━━━ Given records
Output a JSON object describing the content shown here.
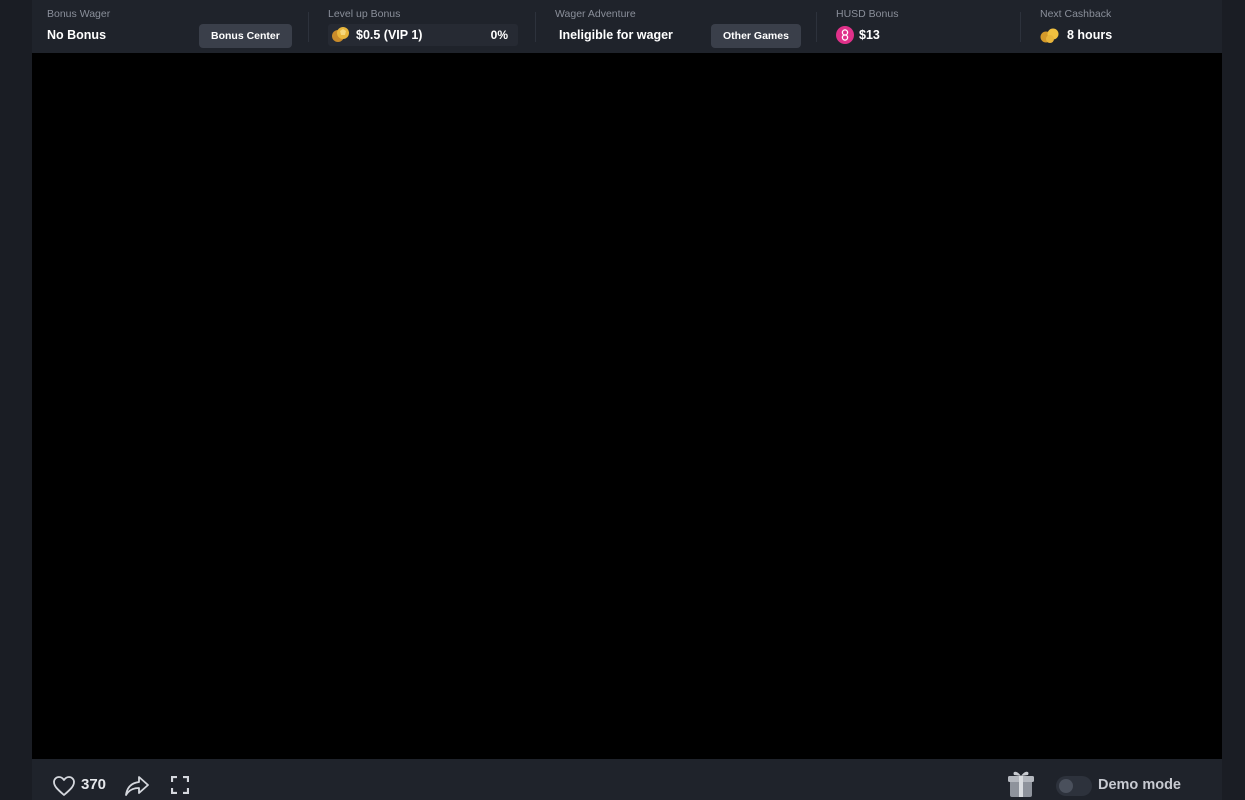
{
  "topbar": {
    "bonus_wager": {
      "label": "Bonus Wager",
      "value": "No Bonus",
      "button": "Bonus Center"
    },
    "level_up": {
      "label": "Level up Bonus",
      "value": "$0.5 (VIP 1)",
      "progress_text": "0%",
      "progress": 0
    },
    "wager_adventure": {
      "label": "Wager Adventure",
      "value": "Ineligible for wager",
      "button": "Other Games"
    },
    "husd_bonus": {
      "label": "HUSD Bonus",
      "value": "$13"
    },
    "next_cashback": {
      "label": "Next Cashback",
      "value": "8 hours"
    }
  },
  "bottombar": {
    "like_count": "370",
    "demo_mode_label": "Demo mode",
    "demo_mode_on": false
  },
  "icons": {
    "like": "heart-icon",
    "share": "share-icon",
    "fullscreen": "fullscreen-icon",
    "gift": "gift-icon",
    "vip": "vip-coin-icon",
    "husd": "husd-coin-icon",
    "cashback": "cashback-coin-icon"
  },
  "colors": {
    "background": "#1a1d24",
    "bar": "#1f232b",
    "game": "#000000",
    "button": "#3a3f4a",
    "husd_pink": "#e0318a",
    "gold": "#e8b53b"
  }
}
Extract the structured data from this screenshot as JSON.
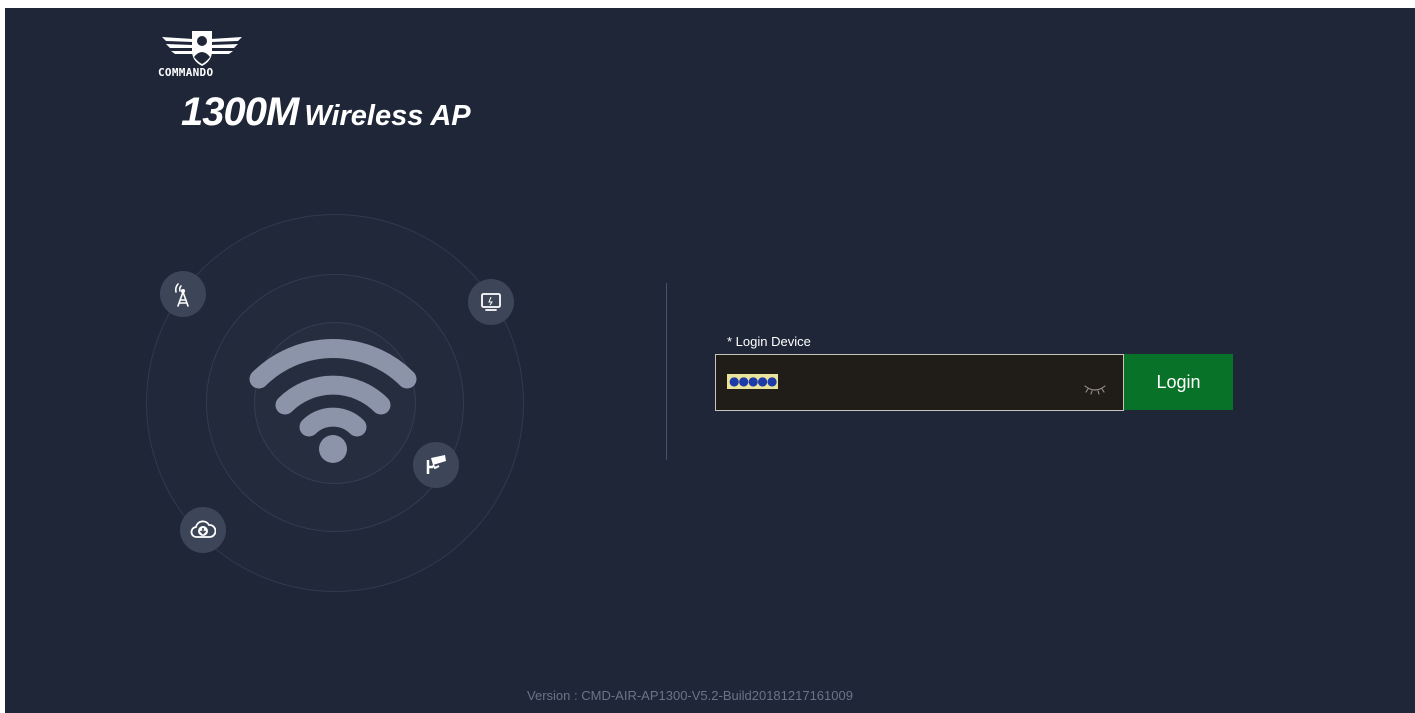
{
  "brand": {
    "logo_text": "COMMANDO",
    "product_model": "1300M",
    "product_name": "Wireless AP"
  },
  "illustration": {
    "icons": [
      "cell-tower-icon",
      "monitor-icon",
      "security-camera-icon",
      "cloud-download-icon",
      "wifi-icon"
    ]
  },
  "login": {
    "field_label": "* Login Device",
    "password_mask": "●●●●●",
    "button_label": "Login"
  },
  "footer": {
    "version": "Version : CMD-AIR-AP1300-V5.2-Build20181217161009"
  },
  "colors": {
    "background": "#1e2638",
    "accent_button": "#087228",
    "icon_circle": "#3d4658"
  }
}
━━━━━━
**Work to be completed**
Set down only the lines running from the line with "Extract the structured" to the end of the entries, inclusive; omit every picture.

**Your solution**
Extract the structured data from this screenshot as JSON.
{
  "brand": {
    "logo_text": "COMMANDO",
    "product_model": "1300M",
    "product_name": "Wireless AP"
  },
  "illustration": {
    "icons": [
      "cell-tower-icon",
      "monitor-icon",
      "security-camera-icon",
      "cloud-download-icon",
      "wifi-icon"
    ]
  },
  "login": {
    "field_label": "* Login Device",
    "password_mask": "●●●●●",
    "button_label": "Login"
  },
  "footer": {
    "version": "Version : CMD-AIR-AP1300-V5.2-Build20181217161009"
  },
  "colors": {
    "background": "#1e2638",
    "accent_button": "#087228",
    "icon_circle": "#3d4658"
  }
}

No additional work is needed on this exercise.